Activity: Below are records; report how many of their lines contain the word "symbol", giving only the number.

Element data from apps and pages
☆ ☆ ☆ ☆ ☆ ☆ ☆
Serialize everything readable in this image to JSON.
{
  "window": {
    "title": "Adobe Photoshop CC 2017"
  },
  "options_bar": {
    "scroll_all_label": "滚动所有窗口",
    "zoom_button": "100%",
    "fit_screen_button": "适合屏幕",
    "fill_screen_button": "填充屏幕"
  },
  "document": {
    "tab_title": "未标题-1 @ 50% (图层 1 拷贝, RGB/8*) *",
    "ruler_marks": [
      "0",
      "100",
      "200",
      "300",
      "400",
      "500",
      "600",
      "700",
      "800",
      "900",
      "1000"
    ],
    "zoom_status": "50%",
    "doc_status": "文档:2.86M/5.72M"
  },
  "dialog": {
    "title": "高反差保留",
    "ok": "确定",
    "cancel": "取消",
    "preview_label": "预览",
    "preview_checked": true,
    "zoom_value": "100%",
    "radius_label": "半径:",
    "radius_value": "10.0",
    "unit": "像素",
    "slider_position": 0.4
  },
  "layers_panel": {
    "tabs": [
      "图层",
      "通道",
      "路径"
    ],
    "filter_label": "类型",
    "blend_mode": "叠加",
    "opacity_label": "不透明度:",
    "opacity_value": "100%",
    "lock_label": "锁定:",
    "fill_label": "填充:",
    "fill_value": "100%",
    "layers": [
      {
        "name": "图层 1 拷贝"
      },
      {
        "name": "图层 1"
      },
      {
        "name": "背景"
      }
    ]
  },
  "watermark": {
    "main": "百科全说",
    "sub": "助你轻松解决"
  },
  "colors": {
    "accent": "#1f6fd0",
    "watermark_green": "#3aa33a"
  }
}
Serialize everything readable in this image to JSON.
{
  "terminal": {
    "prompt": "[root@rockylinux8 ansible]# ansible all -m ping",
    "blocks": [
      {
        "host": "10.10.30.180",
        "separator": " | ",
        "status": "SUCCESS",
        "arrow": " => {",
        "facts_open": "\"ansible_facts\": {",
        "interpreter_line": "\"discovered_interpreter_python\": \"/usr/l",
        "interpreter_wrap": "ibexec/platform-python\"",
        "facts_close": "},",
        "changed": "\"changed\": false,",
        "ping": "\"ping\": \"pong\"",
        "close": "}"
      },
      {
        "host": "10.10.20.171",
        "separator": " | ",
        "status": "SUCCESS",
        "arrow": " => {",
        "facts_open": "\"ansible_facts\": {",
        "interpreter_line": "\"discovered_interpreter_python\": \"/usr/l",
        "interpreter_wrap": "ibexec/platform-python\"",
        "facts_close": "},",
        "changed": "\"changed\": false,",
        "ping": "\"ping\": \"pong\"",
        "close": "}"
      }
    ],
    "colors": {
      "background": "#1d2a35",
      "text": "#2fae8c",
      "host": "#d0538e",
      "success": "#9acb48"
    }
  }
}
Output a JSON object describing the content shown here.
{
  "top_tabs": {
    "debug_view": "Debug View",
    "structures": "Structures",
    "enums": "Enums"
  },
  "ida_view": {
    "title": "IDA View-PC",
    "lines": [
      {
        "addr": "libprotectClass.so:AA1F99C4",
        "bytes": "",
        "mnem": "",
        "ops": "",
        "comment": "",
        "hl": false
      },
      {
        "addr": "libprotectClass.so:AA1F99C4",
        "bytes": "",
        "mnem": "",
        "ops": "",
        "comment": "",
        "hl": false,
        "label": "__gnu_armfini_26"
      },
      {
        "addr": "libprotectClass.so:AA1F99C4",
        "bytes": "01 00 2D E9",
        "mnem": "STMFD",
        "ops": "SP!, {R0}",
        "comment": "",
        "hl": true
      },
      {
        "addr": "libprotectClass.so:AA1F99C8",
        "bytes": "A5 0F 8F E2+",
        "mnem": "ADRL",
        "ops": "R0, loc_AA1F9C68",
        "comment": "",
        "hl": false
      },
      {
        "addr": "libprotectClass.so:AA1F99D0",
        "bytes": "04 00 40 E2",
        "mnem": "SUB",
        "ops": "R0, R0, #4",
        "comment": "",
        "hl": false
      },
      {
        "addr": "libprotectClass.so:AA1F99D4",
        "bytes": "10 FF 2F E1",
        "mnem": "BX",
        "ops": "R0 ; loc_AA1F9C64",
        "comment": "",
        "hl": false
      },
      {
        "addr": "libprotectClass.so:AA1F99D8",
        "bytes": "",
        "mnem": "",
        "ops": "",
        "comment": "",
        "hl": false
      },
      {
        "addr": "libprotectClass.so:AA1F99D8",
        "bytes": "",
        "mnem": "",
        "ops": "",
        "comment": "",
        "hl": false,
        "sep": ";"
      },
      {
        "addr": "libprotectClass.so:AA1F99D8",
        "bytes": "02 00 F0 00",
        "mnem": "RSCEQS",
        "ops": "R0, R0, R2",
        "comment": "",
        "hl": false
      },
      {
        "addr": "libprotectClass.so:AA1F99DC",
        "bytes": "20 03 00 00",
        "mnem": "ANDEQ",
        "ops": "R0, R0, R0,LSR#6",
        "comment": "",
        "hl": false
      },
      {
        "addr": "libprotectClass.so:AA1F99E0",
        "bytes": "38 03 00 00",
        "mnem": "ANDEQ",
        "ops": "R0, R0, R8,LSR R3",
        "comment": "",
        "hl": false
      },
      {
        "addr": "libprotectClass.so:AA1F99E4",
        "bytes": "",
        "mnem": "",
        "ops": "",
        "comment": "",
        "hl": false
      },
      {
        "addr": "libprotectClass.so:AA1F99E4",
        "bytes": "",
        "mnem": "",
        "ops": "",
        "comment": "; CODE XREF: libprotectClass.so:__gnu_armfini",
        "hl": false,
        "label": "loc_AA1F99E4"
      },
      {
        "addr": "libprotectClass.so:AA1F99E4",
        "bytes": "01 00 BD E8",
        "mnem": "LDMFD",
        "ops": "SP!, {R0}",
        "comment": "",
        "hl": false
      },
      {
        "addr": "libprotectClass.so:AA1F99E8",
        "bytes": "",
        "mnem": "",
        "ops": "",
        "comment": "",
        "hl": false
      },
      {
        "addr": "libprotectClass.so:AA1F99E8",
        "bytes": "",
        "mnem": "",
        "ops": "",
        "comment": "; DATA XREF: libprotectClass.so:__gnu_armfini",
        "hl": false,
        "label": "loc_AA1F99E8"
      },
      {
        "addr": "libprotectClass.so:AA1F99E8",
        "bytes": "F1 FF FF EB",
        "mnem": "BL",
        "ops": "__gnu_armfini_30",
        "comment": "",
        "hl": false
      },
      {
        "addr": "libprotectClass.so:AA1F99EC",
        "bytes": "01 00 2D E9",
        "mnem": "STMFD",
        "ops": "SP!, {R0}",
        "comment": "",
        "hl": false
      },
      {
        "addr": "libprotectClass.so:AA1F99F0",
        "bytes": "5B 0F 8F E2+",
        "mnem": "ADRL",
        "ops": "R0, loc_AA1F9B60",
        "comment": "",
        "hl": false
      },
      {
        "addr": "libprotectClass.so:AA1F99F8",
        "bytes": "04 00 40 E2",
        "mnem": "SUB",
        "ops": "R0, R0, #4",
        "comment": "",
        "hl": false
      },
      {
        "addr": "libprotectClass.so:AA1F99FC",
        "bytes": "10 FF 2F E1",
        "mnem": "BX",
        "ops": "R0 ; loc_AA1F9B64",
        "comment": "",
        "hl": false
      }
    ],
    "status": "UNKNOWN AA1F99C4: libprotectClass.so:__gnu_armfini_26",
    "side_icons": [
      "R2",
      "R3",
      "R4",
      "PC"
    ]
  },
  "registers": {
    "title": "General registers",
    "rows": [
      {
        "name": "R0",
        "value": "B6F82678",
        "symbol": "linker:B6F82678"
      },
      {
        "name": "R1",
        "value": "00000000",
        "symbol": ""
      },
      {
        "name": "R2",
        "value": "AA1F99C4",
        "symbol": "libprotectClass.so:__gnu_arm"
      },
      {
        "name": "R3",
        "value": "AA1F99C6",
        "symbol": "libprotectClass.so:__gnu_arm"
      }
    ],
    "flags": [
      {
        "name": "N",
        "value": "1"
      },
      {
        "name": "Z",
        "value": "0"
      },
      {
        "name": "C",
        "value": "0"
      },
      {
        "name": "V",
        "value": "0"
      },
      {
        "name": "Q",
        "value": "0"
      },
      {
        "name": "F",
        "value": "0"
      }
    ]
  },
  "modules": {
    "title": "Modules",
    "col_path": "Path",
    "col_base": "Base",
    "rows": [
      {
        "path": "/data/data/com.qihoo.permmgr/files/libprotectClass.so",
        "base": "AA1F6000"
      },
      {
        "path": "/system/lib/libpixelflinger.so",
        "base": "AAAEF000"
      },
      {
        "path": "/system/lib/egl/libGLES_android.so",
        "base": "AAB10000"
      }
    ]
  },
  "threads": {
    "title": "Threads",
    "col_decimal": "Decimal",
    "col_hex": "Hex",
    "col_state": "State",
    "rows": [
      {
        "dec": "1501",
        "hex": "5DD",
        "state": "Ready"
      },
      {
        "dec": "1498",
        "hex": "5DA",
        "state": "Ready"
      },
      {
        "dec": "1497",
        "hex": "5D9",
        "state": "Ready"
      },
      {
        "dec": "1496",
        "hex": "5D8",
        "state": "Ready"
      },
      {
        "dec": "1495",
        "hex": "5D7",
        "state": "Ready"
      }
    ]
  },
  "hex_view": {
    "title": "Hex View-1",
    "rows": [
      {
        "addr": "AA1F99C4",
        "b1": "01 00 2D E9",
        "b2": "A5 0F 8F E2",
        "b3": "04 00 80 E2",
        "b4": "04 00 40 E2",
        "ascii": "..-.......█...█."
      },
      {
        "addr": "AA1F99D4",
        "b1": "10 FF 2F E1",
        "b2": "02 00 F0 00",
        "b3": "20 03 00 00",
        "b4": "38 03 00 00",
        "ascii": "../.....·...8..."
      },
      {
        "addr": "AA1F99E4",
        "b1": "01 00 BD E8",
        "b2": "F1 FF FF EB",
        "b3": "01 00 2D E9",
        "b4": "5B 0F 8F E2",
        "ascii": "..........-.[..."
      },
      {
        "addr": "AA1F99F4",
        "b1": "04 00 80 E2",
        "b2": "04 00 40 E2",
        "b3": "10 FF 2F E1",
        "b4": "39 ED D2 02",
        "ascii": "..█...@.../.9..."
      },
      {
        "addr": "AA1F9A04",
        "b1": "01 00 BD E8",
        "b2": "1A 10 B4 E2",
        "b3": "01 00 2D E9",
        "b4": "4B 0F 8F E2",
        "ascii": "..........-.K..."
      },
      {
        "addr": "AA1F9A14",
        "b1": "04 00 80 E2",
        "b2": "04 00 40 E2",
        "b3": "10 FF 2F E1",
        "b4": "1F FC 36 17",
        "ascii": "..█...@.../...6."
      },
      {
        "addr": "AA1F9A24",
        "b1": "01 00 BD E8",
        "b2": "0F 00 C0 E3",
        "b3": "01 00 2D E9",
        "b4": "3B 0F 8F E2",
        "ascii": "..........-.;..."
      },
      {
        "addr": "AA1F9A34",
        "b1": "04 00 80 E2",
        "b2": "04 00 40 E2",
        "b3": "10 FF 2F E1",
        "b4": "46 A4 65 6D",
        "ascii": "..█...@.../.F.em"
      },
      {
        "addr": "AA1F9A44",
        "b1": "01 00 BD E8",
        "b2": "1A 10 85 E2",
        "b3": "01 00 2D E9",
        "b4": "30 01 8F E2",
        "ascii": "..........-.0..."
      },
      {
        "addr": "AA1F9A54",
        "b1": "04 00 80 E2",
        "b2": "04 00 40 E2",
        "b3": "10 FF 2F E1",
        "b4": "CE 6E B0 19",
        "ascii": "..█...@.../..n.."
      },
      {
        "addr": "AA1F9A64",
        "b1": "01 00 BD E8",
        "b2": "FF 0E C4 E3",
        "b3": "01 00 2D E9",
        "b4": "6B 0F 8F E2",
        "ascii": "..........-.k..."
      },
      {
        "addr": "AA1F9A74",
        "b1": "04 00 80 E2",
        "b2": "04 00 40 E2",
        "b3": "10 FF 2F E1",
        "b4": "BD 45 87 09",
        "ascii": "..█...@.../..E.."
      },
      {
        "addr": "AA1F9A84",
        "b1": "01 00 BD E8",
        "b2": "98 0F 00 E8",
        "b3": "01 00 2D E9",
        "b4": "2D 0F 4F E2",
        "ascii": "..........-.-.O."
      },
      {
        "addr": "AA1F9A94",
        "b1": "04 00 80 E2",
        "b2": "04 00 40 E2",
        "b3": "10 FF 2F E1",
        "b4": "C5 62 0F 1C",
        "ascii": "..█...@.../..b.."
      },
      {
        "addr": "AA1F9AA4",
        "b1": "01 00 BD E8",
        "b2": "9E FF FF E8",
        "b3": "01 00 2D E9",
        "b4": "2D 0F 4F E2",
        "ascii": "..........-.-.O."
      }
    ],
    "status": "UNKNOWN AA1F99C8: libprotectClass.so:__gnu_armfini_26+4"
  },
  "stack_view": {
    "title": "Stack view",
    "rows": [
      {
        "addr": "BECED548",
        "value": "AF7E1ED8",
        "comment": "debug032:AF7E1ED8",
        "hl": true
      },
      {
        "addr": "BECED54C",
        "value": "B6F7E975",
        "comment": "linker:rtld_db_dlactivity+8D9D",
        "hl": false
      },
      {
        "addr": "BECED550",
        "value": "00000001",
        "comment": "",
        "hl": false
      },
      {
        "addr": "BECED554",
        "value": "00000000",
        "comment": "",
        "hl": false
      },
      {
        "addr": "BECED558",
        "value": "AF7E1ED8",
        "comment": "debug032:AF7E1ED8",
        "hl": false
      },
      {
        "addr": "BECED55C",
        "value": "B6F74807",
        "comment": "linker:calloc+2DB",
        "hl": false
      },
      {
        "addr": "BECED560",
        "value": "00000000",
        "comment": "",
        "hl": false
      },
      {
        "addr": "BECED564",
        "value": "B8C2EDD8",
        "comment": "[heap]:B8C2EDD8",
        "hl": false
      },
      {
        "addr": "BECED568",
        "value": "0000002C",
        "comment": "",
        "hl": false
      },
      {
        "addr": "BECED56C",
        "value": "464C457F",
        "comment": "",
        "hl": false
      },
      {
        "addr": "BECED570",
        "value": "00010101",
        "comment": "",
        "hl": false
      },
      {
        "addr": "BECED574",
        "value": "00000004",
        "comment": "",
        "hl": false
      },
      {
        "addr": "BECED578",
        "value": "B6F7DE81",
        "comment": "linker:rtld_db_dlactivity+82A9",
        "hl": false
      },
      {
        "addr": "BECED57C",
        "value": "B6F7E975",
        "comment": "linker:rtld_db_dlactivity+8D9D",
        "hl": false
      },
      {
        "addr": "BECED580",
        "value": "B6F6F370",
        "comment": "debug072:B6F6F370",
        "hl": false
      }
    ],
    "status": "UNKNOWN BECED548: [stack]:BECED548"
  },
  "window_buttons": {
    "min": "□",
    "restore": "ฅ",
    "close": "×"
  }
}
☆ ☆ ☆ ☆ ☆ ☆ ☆
Response: 4